Zhao Yuanqiang presents one of his workmanship created five years ago. The seal is made of Balin stone.
Zhao Yuanqiang is a slight and humble man who prefers to be known simply as, "Yin Nong" - a Chinese expression for a farmer who occupies himself carving seals. The 43-year-old is regarded as one of China`s most influential seal engraving masters, and is the holder of two Guinness World Records.
In 1995, Zhao finished the largest engraved seal in the world, weighing 2,600kg. It is a white marble seal bearing eight Chinese characters and four ancient auspicious symbols: Yuan Heng Li Zhen. The four characters mean honesty, courtesy, purity and righteousness. Standing together, they represent the motto of living with principle. These characters are placed in a circle, because ancient people believed heaven was round.
Another four characters, Jim Zhou Yong Tai, represent a good wish for people`s happiness and a prosperous country. They were placed on the seal in a square, indicating the ancient concept that the earth was square. Four ancient auspicious symbols "black dragon", "white tiger", "red peacock", and "black warrior" lie around the edge of the seal, which are thought to protect people against evils and misery.

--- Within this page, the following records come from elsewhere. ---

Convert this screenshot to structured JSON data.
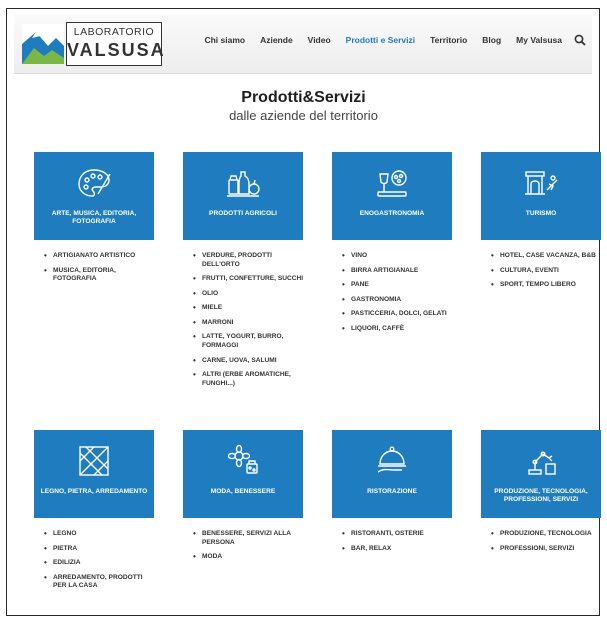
{
  "header": {
    "logo_top": "LABORATORIO",
    "logo_bottom": "VALSUSA",
    "nav": [
      {
        "label": "Chi siamo"
      },
      {
        "label": "Aziende"
      },
      {
        "label": "Video"
      },
      {
        "label": "Prodotti e Servizi",
        "active": true
      },
      {
        "label": "Territorio"
      },
      {
        "label": "Blog"
      },
      {
        "label": "My Valsusa"
      }
    ],
    "search_icon": "search-icon"
  },
  "page": {
    "title": "Prodotti&Servizi",
    "subtitle": "dalle aziende del territorio"
  },
  "theme": {
    "tile_color": "#1e7cbf",
    "active_nav_color": "#1e7cbf"
  },
  "categories": [
    {
      "label": "ARTE, MUSICA, EDITORIA, FOTOGRAFIA",
      "icon": "palette-icon",
      "items": [
        "ARTIGIANATO ARTISTICO",
        "MUSICA, EDITORIA, FOTOGRAFIA"
      ]
    },
    {
      "label": "PRODOTTI AGRICOLI",
      "icon": "farm-products-icon",
      "items": [
        "VERDURE, PRODOTTI DELL'ORTO",
        "FRUTTI, CONFETTURE, SUCCHI",
        "OLIO",
        "MIELE",
        "MARRONI",
        "LATTE, YOGURT, BURRO, FORMAGGI",
        "CARNE, UOVA, SALUMI",
        "ALTRI (ERBE AROMATICHE, FUNGHI...)"
      ]
    },
    {
      "label": "ENOGASTRONOMIA",
      "icon": "wine-food-icon",
      "items": [
        "VINO",
        "BIRRA ARTIGIANALE",
        "PANE",
        "GASTRONOMIA",
        "PASTICCERIA, DOLCI, GELATI",
        "LIQUORI, CAFFÈ"
      ]
    },
    {
      "label": "TURISMO",
      "icon": "tourism-icon",
      "items": [
        "HOTEL, CASE VACANZA, B&B",
        "CULTURA, EVENTI",
        "SPORT, TEMPO LIBERO"
      ]
    },
    {
      "label": "LEGNO, PIETRA, ARREDAMENTO",
      "icon": "wood-stone-icon",
      "items": [
        "LEGNO",
        "PIETRA",
        "EDILIZIA",
        "ARREDAMENTO, PRODOTTI PER LA CASA"
      ]
    },
    {
      "label": "MODA, BENESSERE",
      "icon": "wellness-icon",
      "items": [
        "BENESSERE, SERVIZI ALLA PERSONA",
        "MODA"
      ]
    },
    {
      "label": "RISTORAZIONE",
      "icon": "cloche-icon",
      "items": [
        "RISTORANTI, OSTERIE",
        "BAR, RELAX"
      ]
    },
    {
      "label": "PRODUZIONE, TECNOLOGIA, PROFESSIONI, SERVIZI",
      "icon": "robot-arm-icon",
      "items": [
        "PRODUZIONE, TECNOLOGIA",
        "PROFESSIONI, SERVIZI"
      ]
    }
  ]
}
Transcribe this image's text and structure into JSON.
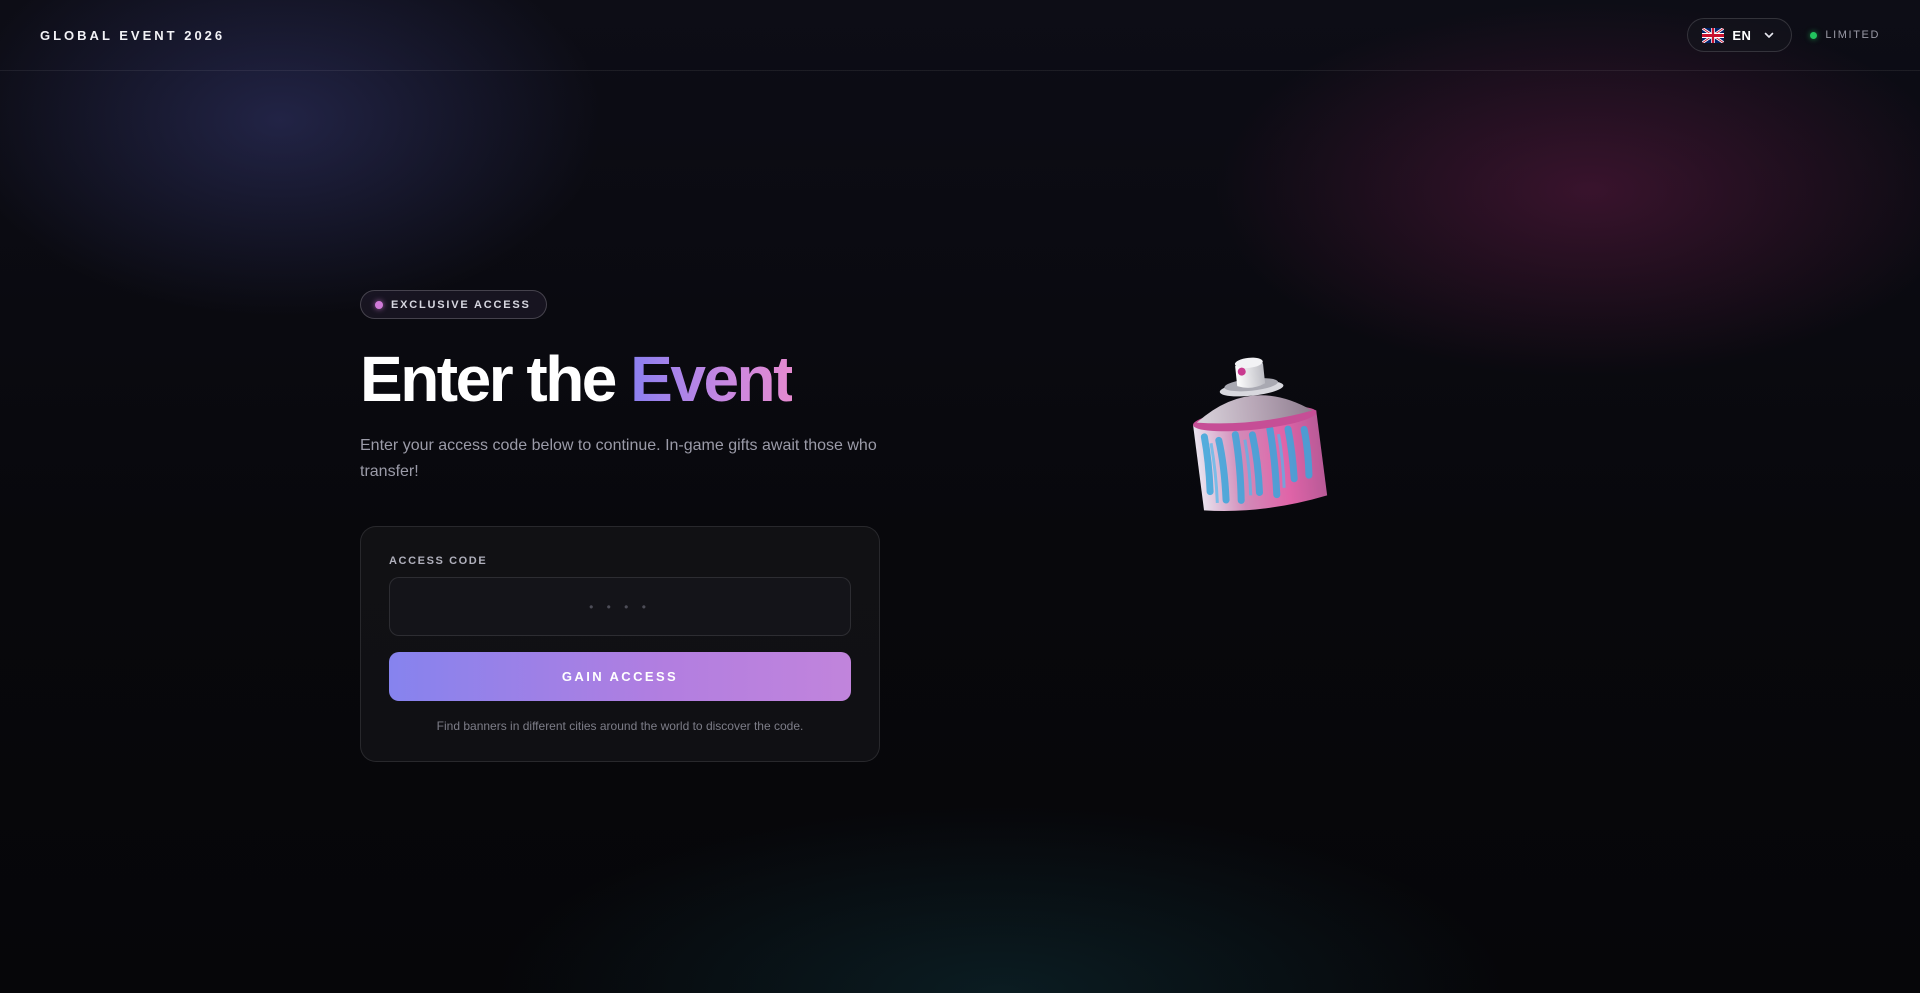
{
  "header": {
    "brand": "GLOBAL EVENT 2026",
    "language": {
      "code": "EN",
      "flag_icon": "uk-flag-icon",
      "chevron_icon": "chevron-down-icon"
    },
    "status": {
      "label": "LIMITED",
      "dot_color": "#22c55e"
    }
  },
  "hero": {
    "badge": "EXCLUSIVE ACCESS",
    "title_plain": "Enter the ",
    "title_accent": "Event",
    "subtitle": "Enter your access code below to continue. In-game gifts await those who transfer!"
  },
  "access_form": {
    "field_label": "ACCESS CODE",
    "placeholder": "• • • •",
    "button_label": "GAIN ACCESS",
    "hint": "Find banners in different cities around the world to discover the code."
  },
  "illustration": {
    "icon": "spray-can-icon"
  },
  "colors": {
    "background": "#07070b",
    "accent_start": "#8683ee",
    "accent_end": "#c184dc",
    "badge_dot": "#d07ad8"
  }
}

Zhao was born in Wenshang County, Shandong Province, not far from the hometown of the great Chinese philosopher Confucius. Zhao inherited gifts in poetry, painting and seal carving from his grandfather, Zhao Zipei, a famous calligrapher and well-known doctor.
"My father joined the army during the Liberation War, so he couldn`t learn the art of carving. Instead, I inherited the techniques from my grandfather," Zhao said. As an introverted child, Zhao found emotional expression through painting. "I became attached to the seal straight away, and was inspired to keep carving.

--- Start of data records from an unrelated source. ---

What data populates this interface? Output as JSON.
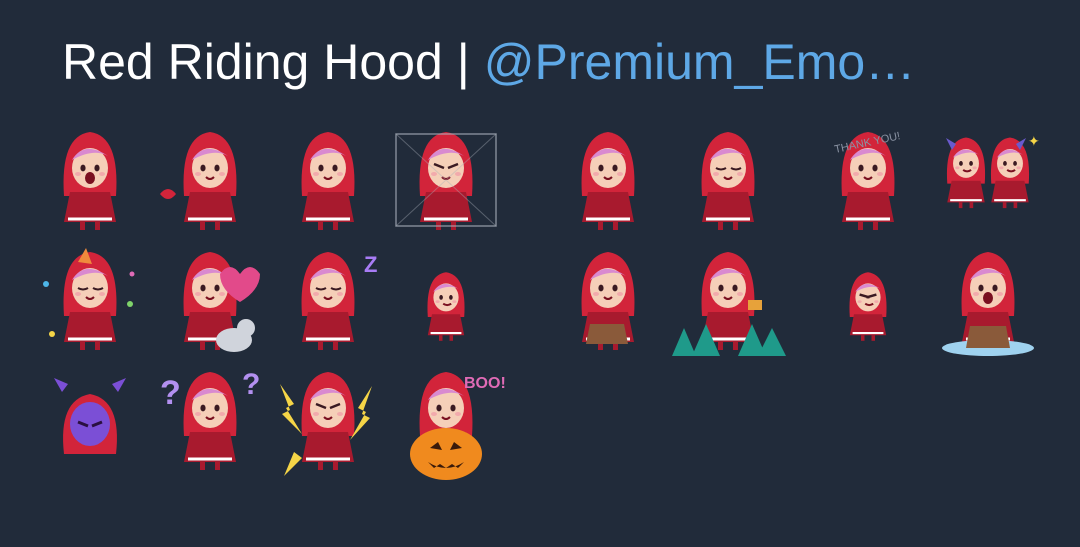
{
  "header": {
    "title": "Red Riding Hood",
    "separator": "|",
    "author_link": "@Premium_Emo…"
  },
  "colors": {
    "background": "#212b3a",
    "title": "#ffffff",
    "link": "#5ea8e6",
    "hood": "#d2243a",
    "hood_dark": "#a81a2e",
    "hair": "#d98ad0",
    "skin": "#f5cfb8"
  },
  "stickers": [
    {
      "name": "sticker-laughing-sitting"
    },
    {
      "name": "sticker-kiss"
    },
    {
      "name": "sticker-smile-standing"
    },
    {
      "name": "sticker-trapped-in-box"
    },
    {
      "name": "sticker-pointing"
    },
    {
      "name": "sticker-side-profile"
    },
    {
      "name": "sticker-thank-you",
      "text": "THANK YOU!"
    },
    {
      "name": "sticker-two-devil-horns"
    },
    {
      "name": "sticker-party-confetti"
    },
    {
      "name": "sticker-heart-cat"
    },
    {
      "name": "sticker-yawning-sleepy",
      "text": "Z"
    },
    {
      "name": "sticker-small-standing"
    },
    {
      "name": "sticker-sitting-on-stump"
    },
    {
      "name": "sticker-forest-basket"
    },
    {
      "name": "sticker-tiny-angry"
    },
    {
      "name": "sticker-crying-on-stump"
    },
    {
      "name": "sticker-purple-devil"
    },
    {
      "name": "sticker-confused-question-marks"
    },
    {
      "name": "sticker-angry-lightning"
    },
    {
      "name": "sticker-halloween-pumpkin",
      "text": "BOO!"
    }
  ]
}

"I was first taught calligraphy at age 7 under my grandfather`s instruction, and I also learned Chinese painting and poetry from him," Zhao said.
Zhao recalls writing letters to his grandfather, aiming to show off his attainment of the classical Chinese expressions he was learning. Every time, his grandfather would write back, correcting each of the errors the young boy had made.
"When I was a beginner, I didn`t understand why the seals should be designed so small on the painting or calligraphy. It was not fair to place them at the corner. People can stand back and appreciate the calligraphy works, but have to get as close as pressing their noses against it to see clearly the name of the artist."
Under his grandfather`s tutelage. Zhao read abundant historical books and gradually found out the intention and meaning that were carried in the seals, which sometimes appeared as small as a thumbnail. He went on to create unique seals bearing his own characteristics.
One such work, produced in 1994, earned him a second place in the Guinness Book of Records. A giant combined seal called Sleeping Buddha, it contained 400 seals, each bearing part of a complete Buddhist scripture of Sakyamuni, the founder of Buddhism. They were stamped a total of 5,000 times on a sheet of paper and pieced together to form a work measuring 6m long by 1.9m high.
The work appears different when observed from various angles. Up close, it becomes many red Chinese characters with a complete Buddhist scripture, but from a distance, a giant great sleeping Buddhist emerges.
Traditional Chinese painting is a harmonious combination of the arts of painting, calligraphy and engraving skill. It features Chinese characters arranged in imaginative patterns in a very limited space. A master seal engraver must be able to write different styles of the Chinese scripts and arrange all the characters in perfect balance. A master calligrapher sometimes needs to exaggerate the thickness or thinness of a stroke, elaborately straighten or curve it, or even deliberately deform an ideogram to create an artistic effect.
"A perfect seal is very much determined by the engraver`s speed and strength of his wrist and finger movements," Zhao said. "As well as the particular tool he uses, he should be very familiar with the various materials-jade, gold, brass, stone, wood and so on-so that he can apply his tool with the right exertion and rhythm."
Every time Zhao carries out an important engraving work, he travels to other provinces to select the best stones. Most valuable for engravers is a kind of stone that emperors of the Qing Dynasty used to put a piece of this on the table for wealth and good luck when they held ceremonies to worship heaven.
Two months ago, as a member of a Chinese folk art delegation, Zhao went to Russia to attend a Year of China event, bringing his artistic seals and best wishes to the Russians. Since 1992, Zhao has written several textbooks, such as Basis of Engraving, 18 courses on Preliminary Seal Carving and Art of Chinese Seal Engraving.
He said he would not have been able to cultivate the peace needed to create fine works were it not for the support of his wife, who understands the painstaking work requires long hours, and a quiet environment.
"I always feel grateful to my wife," he said. "She has gone through hard times with me. Sometimes I worked so long that my wife would stalk in to bring me some food of drink.
"That could easily annoy me, so I lost my temper and yelled at her. Only after I finished the work at hand did I realize what I`d done to her."